## Task instructions
Write each entry again exactly as shown, but without the images it holds.

## Extracted information
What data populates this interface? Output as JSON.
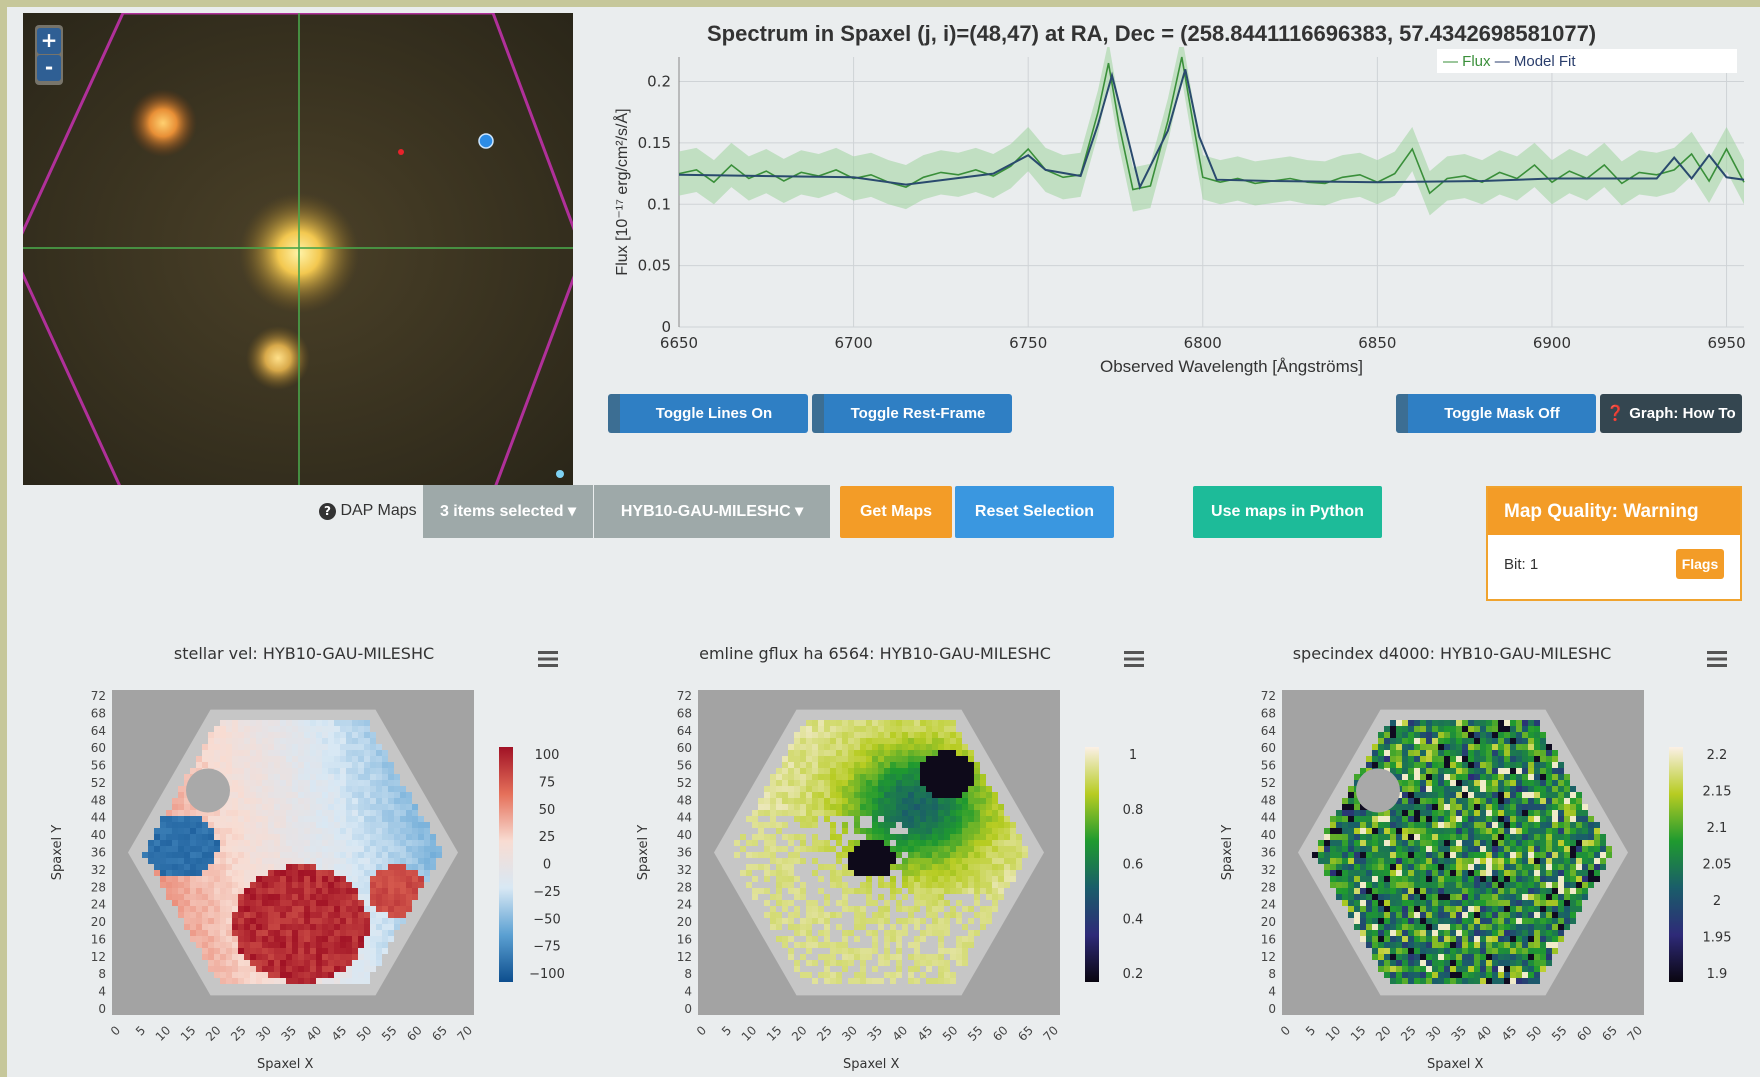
{
  "viewer": {
    "zoom_in": "+",
    "zoom_out": "-",
    "colors": {
      "hex_outline": "#b0309a",
      "crosshair": "#4aa64a",
      "marker_blue": "#2c8ce6",
      "marker_red": "#e8222b"
    }
  },
  "spectrum": {
    "title": "Spectrum in Spaxel (j, i)=(48,47) at RA, Dec = (258.8441116696383, 57.4342698581077)",
    "legend": {
      "flux": "Flux",
      "model": "Model Fit"
    },
    "ylabel": "Flux [10⁻¹⁷ erg/cm²/s/Å]",
    "xlabel": "Observed Wavelength [Ångströms]",
    "buttons": {
      "toggle_lines": "Toggle Lines On",
      "toggle_rest": "Toggle Rest-Frame",
      "toggle_mask": "Toggle Mask Off",
      "howto": "Graph: How To"
    },
    "chart_data": {
      "type": "line",
      "x_ticks": [
        "6650",
        "6700",
        "6750",
        "6800",
        "6850",
        "6900",
        "6950"
      ],
      "y_ticks": [
        "0",
        "0.05",
        "0.1",
        "0.15",
        "0.2"
      ],
      "xlim": [
        6650,
        6955
      ],
      "ylim": [
        0,
        0.22
      ],
      "series": [
        {
          "name": "Flux",
          "color": "#3a8f3a",
          "x": [
            6650,
            6655,
            6660,
            6665,
            6670,
            6675,
            6680,
            6685,
            6690,
            6695,
            6700,
            6705,
            6710,
            6715,
            6720,
            6725,
            6730,
            6735,
            6740,
            6745,
            6750,
            6755,
            6760,
            6765,
            6770,
            6773,
            6776,
            6780,
            6785,
            6790,
            6794,
            6797,
            6800,
            6805,
            6810,
            6815,
            6820,
            6825,
            6830,
            6835,
            6840,
            6845,
            6850,
            6855,
            6860,
            6865,
            6870,
            6875,
            6880,
            6885,
            6890,
            6895,
            6900,
            6905,
            6910,
            6915,
            6920,
            6925,
            6930,
            6935,
            6940,
            6945,
            6950,
            6955
          ],
          "values": [
            0.125,
            0.128,
            0.118,
            0.132,
            0.121,
            0.127,
            0.119,
            0.126,
            0.123,
            0.128,
            0.121,
            0.124,
            0.118,
            0.114,
            0.122,
            0.126,
            0.124,
            0.128,
            0.123,
            0.131,
            0.145,
            0.128,
            0.122,
            0.124,
            0.175,
            0.215,
            0.165,
            0.112,
            0.115,
            0.168,
            0.22,
            0.17,
            0.122,
            0.118,
            0.121,
            0.117,
            0.119,
            0.121,
            0.118,
            0.117,
            0.122,
            0.124,
            0.118,
            0.125,
            0.145,
            0.109,
            0.121,
            0.123,
            0.118,
            0.126,
            0.121,
            0.132,
            0.118,
            0.127,
            0.121,
            0.132,
            0.117,
            0.126,
            0.124,
            0.128,
            0.141,
            0.119,
            0.145,
            0.118
          ]
        },
        {
          "name": "Model Fit",
          "color": "#2a4a6e",
          "x": [
            6650,
            6700,
            6715,
            6740,
            6750,
            6755,
            6765,
            6770,
            6774,
            6778,
            6782,
            6790,
            6795,
            6799,
            6804,
            6820,
            6850,
            6880,
            6900,
            6930,
            6935,
            6940,
            6945,
            6950,
            6955
          ],
          "values": [
            0.124,
            0.122,
            0.116,
            0.125,
            0.14,
            0.128,
            0.123,
            0.165,
            0.205,
            0.16,
            0.114,
            0.16,
            0.21,
            0.155,
            0.12,
            0.119,
            0.118,
            0.119,
            0.121,
            0.121,
            0.138,
            0.121,
            0.14,
            0.122,
            0.12
          ]
        }
      ]
    }
  },
  "controls": {
    "dap_label": "DAP Maps",
    "items_selected": "3 items selected",
    "bintype": "HYB10-GAU-MILESHC",
    "get_maps": "Get Maps",
    "reset": "Reset Selection",
    "python": "Use maps in Python",
    "quality_title": "Map Quality: Warning",
    "bit_label": "Bit: 1",
    "flags": "Flags"
  },
  "maps": [
    {
      "title": "stellar vel: HYB10-GAU-MILESHC",
      "ylabel": "Spaxel Y",
      "xlabel": "Spaxel X",
      "x_ticks": [
        "0",
        "5",
        "10",
        "15",
        "20",
        "25",
        "30",
        "35",
        "40",
        "45",
        "50",
        "55",
        "60",
        "65",
        "70"
      ],
      "y_ticks": [
        "72",
        "68",
        "64",
        "60",
        "56",
        "52",
        "48",
        "44",
        "40",
        "36",
        "32",
        "28",
        "24",
        "20",
        "16",
        "12",
        "8",
        "4",
        "0"
      ],
      "colorbar_ticks": [
        "100",
        "75",
        "50",
        "25",
        "0",
        "−25",
        "−50",
        "−75",
        "−100"
      ],
      "colorbar_colors": [
        "#a11225",
        "#e5705a",
        "#f8dcd2",
        "#d8e8f4",
        "#5ba0d2",
        "#0d4e8e"
      ]
    },
    {
      "title": "emline gflux ha 6564: HYB10-GAU-MILESHC",
      "ylabel": "Spaxel Y",
      "xlabel": "Spaxel X",
      "x_ticks": [
        "0",
        "5",
        "10",
        "15",
        "20",
        "25",
        "30",
        "35",
        "40",
        "45",
        "50",
        "55",
        "60",
        "65",
        "70"
      ],
      "y_ticks": [
        "72",
        "68",
        "64",
        "60",
        "56",
        "52",
        "48",
        "44",
        "40",
        "36",
        "32",
        "28",
        "24",
        "20",
        "16",
        "12",
        "8",
        "4",
        "0"
      ],
      "colorbar_ticks": [
        "1",
        "0.8",
        "0.6",
        "0.4",
        "0.2"
      ],
      "colorbar_colors": [
        "#fbf0e6",
        "#b7cc22",
        "#1f9a2f",
        "#1a5d6a",
        "#2e2a78",
        "#0a0610"
      ]
    },
    {
      "title": "specindex d4000: HYB10-GAU-MILESHC",
      "ylabel": "Spaxel Y",
      "xlabel": "Spaxel X",
      "x_ticks": [
        "0",
        "5",
        "10",
        "15",
        "20",
        "25",
        "30",
        "35",
        "40",
        "45",
        "50",
        "55",
        "60",
        "65",
        "70"
      ],
      "y_ticks": [
        "72",
        "68",
        "64",
        "60",
        "56",
        "52",
        "48",
        "44",
        "40",
        "36",
        "32",
        "28",
        "24",
        "20",
        "16",
        "12",
        "8",
        "4",
        "0"
      ],
      "colorbar_ticks": [
        "2.2",
        "2.15",
        "2.1",
        "2.05",
        "2",
        "1.95",
        "1.9"
      ],
      "colorbar_colors": [
        "#fbf0e6",
        "#b7cc22",
        "#1f9a2f",
        "#1a5d6a",
        "#2e2a78",
        "#0a0610"
      ]
    }
  ]
}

## Result of this exercise
What data populates this interface? Output as JSON.
{
  "viewer": {
    "zoom_in": "+",
    "zoom_out": "-",
    "colors": {
      "hex_outline": "#b0309a",
      "crosshair": "#4aa64a",
      "marker_blue": "#2c8ce6",
      "marker_red": "#e8222b"
    }
  },
  "spectrum": {
    "title": "Spectrum in Spaxel (j, i)=(48,47) at RA, Dec = (258.8441116696383, 57.4342698581077)",
    "legend": {
      "flux": "Flux",
      "model": "Model Fit"
    },
    "ylabel": "Flux [10⁻¹⁷ erg/cm²/s/Å]",
    "xlabel": "Observed Wavelength [Ångströms]",
    "buttons": {
      "toggle_lines": "Toggle Lines On",
      "toggle_rest": "Toggle Rest-Frame",
      "toggle_mask": "Toggle Mask Off",
      "howto": "Graph: How To"
    },
    "chart_data": {
      "type": "line",
      "x_ticks": [
        "6650",
        "6700",
        "6750",
        "6800",
        "6850",
        "6900",
        "6950"
      ],
      "y_ticks": [
        "0",
        "0.05",
        "0.1",
        "0.15",
        "0.2"
      ],
      "xlim": [
        6650,
        6955
      ],
      "ylim": [
        0,
        0.22
      ],
      "series": [
        {
          "name": "Flux",
          "color": "#3a8f3a",
          "x": [
            6650,
            6655,
            6660,
            6665,
            6670,
            6675,
            6680,
            6685,
            6690,
            6695,
            6700,
            6705,
            6710,
            6715,
            6720,
            6725,
            6730,
            6735,
            6740,
            6745,
            6750,
            6755,
            6760,
            6765,
            6770,
            6773,
            6776,
            6780,
            6785,
            6790,
            6794,
            6797,
            6800,
            6805,
            6810,
            6815,
            6820,
            6825,
            6830,
            6835,
            6840,
            6845,
            6850,
            6855,
            6860,
            6865,
            6870,
            6875,
            6880,
            6885,
            6890,
            6895,
            6900,
            6905,
            6910,
            6915,
            6920,
            6925,
            6930,
            6935,
            6940,
            6945,
            6950,
            6955
          ],
          "values": [
            0.125,
            0.128,
            0.118,
            0.132,
            0.121,
            0.127,
            0.119,
            0.126,
            0.123,
            0.128,
            0.121,
            0.124,
            0.118,
            0.114,
            0.122,
            0.126,
            0.124,
            0.128,
            0.123,
            0.131,
            0.145,
            0.128,
            0.122,
            0.124,
            0.175,
            0.215,
            0.165,
            0.112,
            0.115,
            0.168,
            0.22,
            0.17,
            0.122,
            0.118,
            0.121,
            0.117,
            0.119,
            0.121,
            0.118,
            0.117,
            0.122,
            0.124,
            0.118,
            0.125,
            0.145,
            0.109,
            0.121,
            0.123,
            0.118,
            0.126,
            0.121,
            0.132,
            0.118,
            0.127,
            0.121,
            0.132,
            0.117,
            0.126,
            0.124,
            0.128,
            0.141,
            0.119,
            0.145,
            0.118
          ]
        },
        {
          "name": "Model Fit",
          "color": "#2a4a6e",
          "x": [
            6650,
            6700,
            6715,
            6740,
            6750,
            6755,
            6765,
            6770,
            6774,
            6778,
            6782,
            6790,
            6795,
            6799,
            6804,
            6820,
            6850,
            6880,
            6900,
            6930,
            6935,
            6940,
            6945,
            6950,
            6955
          ],
          "values": [
            0.124,
            0.122,
            0.116,
            0.125,
            0.14,
            0.128,
            0.123,
            0.165,
            0.205,
            0.16,
            0.114,
            0.16,
            0.21,
            0.155,
            0.12,
            0.119,
            0.118,
            0.119,
            0.121,
            0.121,
            0.138,
            0.121,
            0.14,
            0.122,
            0.12
          ]
        }
      ]
    }
  },
  "controls": {
    "dap_label": "DAP Maps",
    "items_selected": "3 items selected",
    "bintype": "HYB10-GAU-MILESHC",
    "get_maps": "Get Maps",
    "reset": "Reset Selection",
    "python": "Use maps in Python",
    "quality_title": "Map Quality: Warning",
    "bit_label": "Bit: 1",
    "flags": "Flags"
  },
  "maps": [
    {
      "title": "stellar vel: HYB10-GAU-MILESHC",
      "ylabel": "Spaxel Y",
      "xlabel": "Spaxel X",
      "x_ticks": [
        "0",
        "5",
        "10",
        "15",
        "20",
        "25",
        "30",
        "35",
        "40",
        "45",
        "50",
        "55",
        "60",
        "65",
        "70"
      ],
      "y_ticks": [
        "72",
        "68",
        "64",
        "60",
        "56",
        "52",
        "48",
        "44",
        "40",
        "36",
        "32",
        "28",
        "24",
        "20",
        "16",
        "12",
        "8",
        "4",
        "0"
      ],
      "colorbar_ticks": [
        "100",
        "75",
        "50",
        "25",
        "0",
        "−25",
        "−50",
        "−75",
        "−100"
      ],
      "colorbar_colors": [
        "#a11225",
        "#e5705a",
        "#f8dcd2",
        "#d8e8f4",
        "#5ba0d2",
        "#0d4e8e"
      ]
    },
    {
      "title": "emline gflux ha 6564: HYB10-GAU-MILESHC",
      "ylabel": "Spaxel Y",
      "xlabel": "Spaxel X",
      "x_ticks": [
        "0",
        "5",
        "10",
        "15",
        "20",
        "25",
        "30",
        "35",
        "40",
        "45",
        "50",
        "55",
        "60",
        "65",
        "70"
      ],
      "y_ticks": [
        "72",
        "68",
        "64",
        "60",
        "56",
        "52",
        "48",
        "44",
        "40",
        "36",
        "32",
        "28",
        "24",
        "20",
        "16",
        "12",
        "8",
        "4",
        "0"
      ],
      "colorbar_ticks": [
        "1",
        "0.8",
        "0.6",
        "0.4",
        "0.2"
      ],
      "colorbar_colors": [
        "#fbf0e6",
        "#b7cc22",
        "#1f9a2f",
        "#1a5d6a",
        "#2e2a78",
        "#0a0610"
      ]
    },
    {
      "title": "specindex d4000: HYB10-GAU-MILESHC",
      "ylabel": "Spaxel Y",
      "xlabel": "Spaxel X",
      "x_ticks": [
        "0",
        "5",
        "10",
        "15",
        "20",
        "25",
        "30",
        "35",
        "40",
        "45",
        "50",
        "55",
        "60",
        "65",
        "70"
      ],
      "y_ticks": [
        "72",
        "68",
        "64",
        "60",
        "56",
        "52",
        "48",
        "44",
        "40",
        "36",
        "32",
        "28",
        "24",
        "20",
        "16",
        "12",
        "8",
        "4",
        "0"
      ],
      "colorbar_ticks": [
        "2.2",
        "2.15",
        "2.1",
        "2.05",
        "2",
        "1.95",
        "1.9"
      ],
      "colorbar_colors": [
        "#fbf0e6",
        "#b7cc22",
        "#1f9a2f",
        "#1a5d6a",
        "#2e2a78",
        "#0a0610"
      ]
    }
  ]
}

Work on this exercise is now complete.